The application of electrochemical impedance spectroscopy to determine the long-term effectiveness of corrosion inhibitors for steel in concrete

The excellent corrosion resistance of steel in reinforced concrete is decreased in the presence of chloride ingress the carbonation of this cover.
The use of inhibitors is one of several possible methods to protect rebar from corrosion. The most common practice is their addition together with the mixing water of concrete.
In this work, we have studied the effect of two “commercial” inhibitors: calcium nitrate and alkanolamine on the corrosion resistance of reinforcing steel, as function of time.
The concrete tested was made with 400 kg m−3 Portland cement, which has a high resistance to sulphate, and the water–cement ratio was equal to 0.4. Inhibitors were introduced in fresh concrete mix at different contents. Tests were conducted with reinforced concrete specimens.
Specimens were immersed in salt solution (0.5 M of NaCl) for three years. During this period, the condition of steel was monitored each year, with measuring zero-current potential and electrochemical impedance spectroscopy (EIS).
It appears that alkanolamine based inhibitor has not a negative effect on the bulk concrete cover.

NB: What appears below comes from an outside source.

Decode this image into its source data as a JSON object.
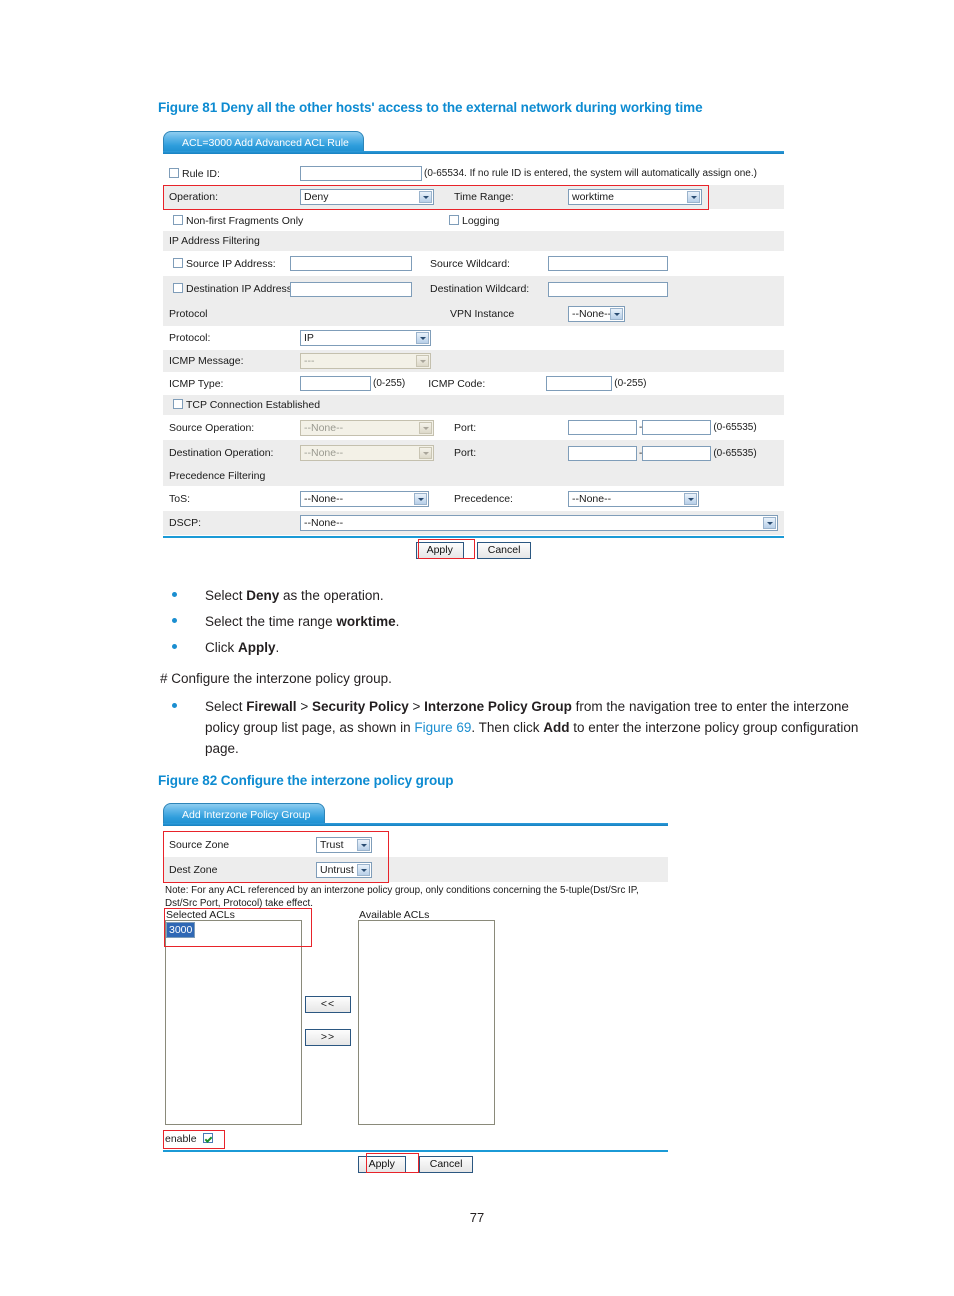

However, calcium nitrate inhibitor does not improve the concrete properties. These “commercial” inhibitors are not effective, when chloride is present on the steel–concrete interface.